TASK STATEMENT:
Search the records below for the string "icon" and copy each line where it turns up.

RECORDS FOR THIS EXERCISE:

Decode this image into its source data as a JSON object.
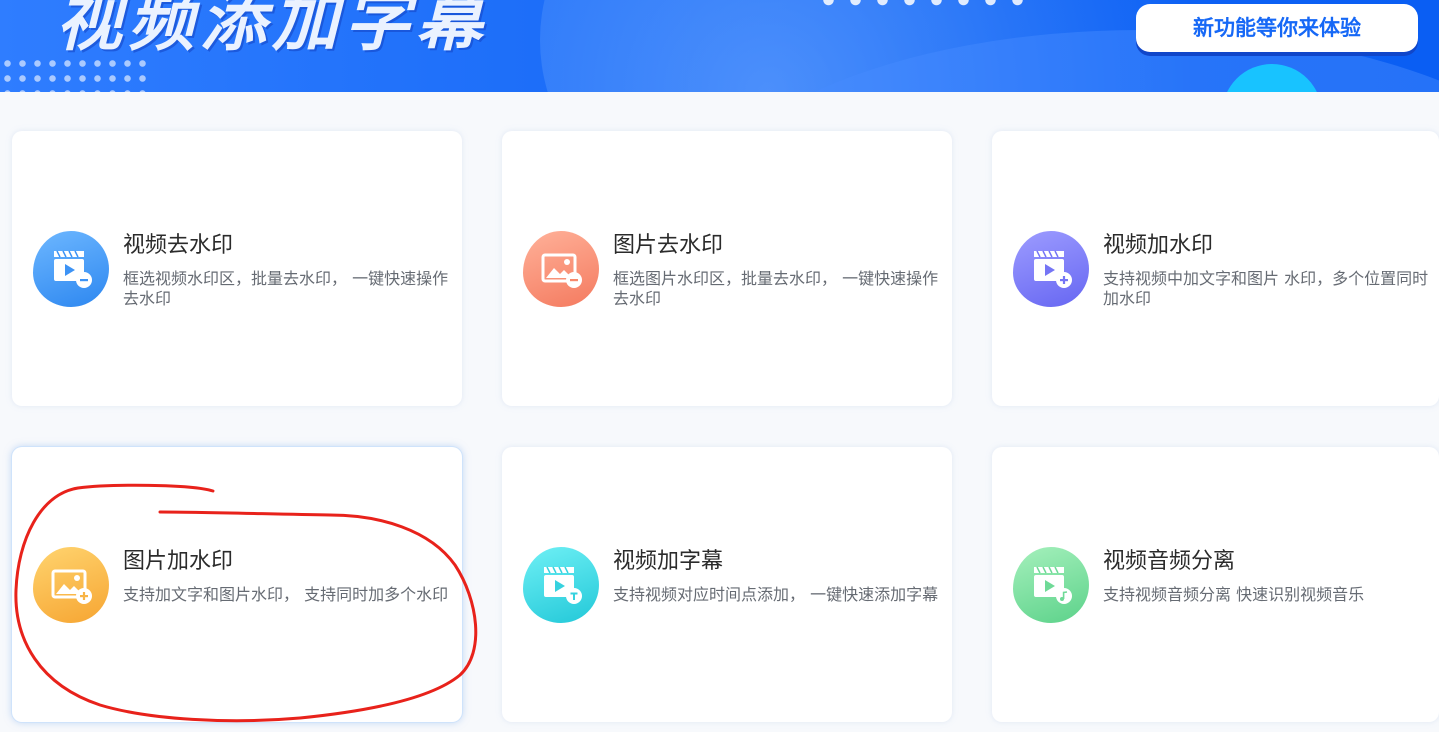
{
  "banner": {
    "title": "视频添加字幕",
    "cta_label": "新功能等你来体验"
  },
  "cards": [
    {
      "title": "视频去水印",
      "desc": "框选视频水印区，批量去水印， 一键快速操作去水印",
      "icon": "video-remove-watermark-icon",
      "color": "#3d93f5"
    },
    {
      "title": "图片去水印",
      "desc": "框选图片水印区，批量去水印， 一键快速操作去水印",
      "icon": "image-remove-watermark-icon",
      "color": "#f7896c"
    },
    {
      "title": "视频加水印",
      "desc": "支持视频中加文字和图片 水印，多个位置同时加水印",
      "icon": "video-add-watermark-icon",
      "color": "#7575f5"
    },
    {
      "title": "图片加水印",
      "desc": "支持加文字和图片水印， 支持同时加多个水印",
      "icon": "image-add-watermark-icon",
      "color": "#f8b446"
    },
    {
      "title": "视频加字幕",
      "desc": "支持视频对应时间点添加， 一键快速添加字幕",
      "icon": "video-add-subtitle-icon",
      "color": "#36d2df"
    },
    {
      "title": "视频音频分离",
      "desc": "支持视频音频分离 快速识别视频音乐",
      "icon": "video-audio-separate-icon",
      "color": "#6fda97"
    }
  ],
  "annotation": {
    "color": "#e8221b"
  }
}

EXERCISE OUTPUT:
      "icon": "video-remove-watermark-icon",
      "icon": "image-remove-watermark-icon",
      "icon": "video-add-watermark-icon",
      "icon": "image-add-watermark-icon",
      "icon": "video-add-subtitle-icon",
      "icon": "video-audio-separate-icon",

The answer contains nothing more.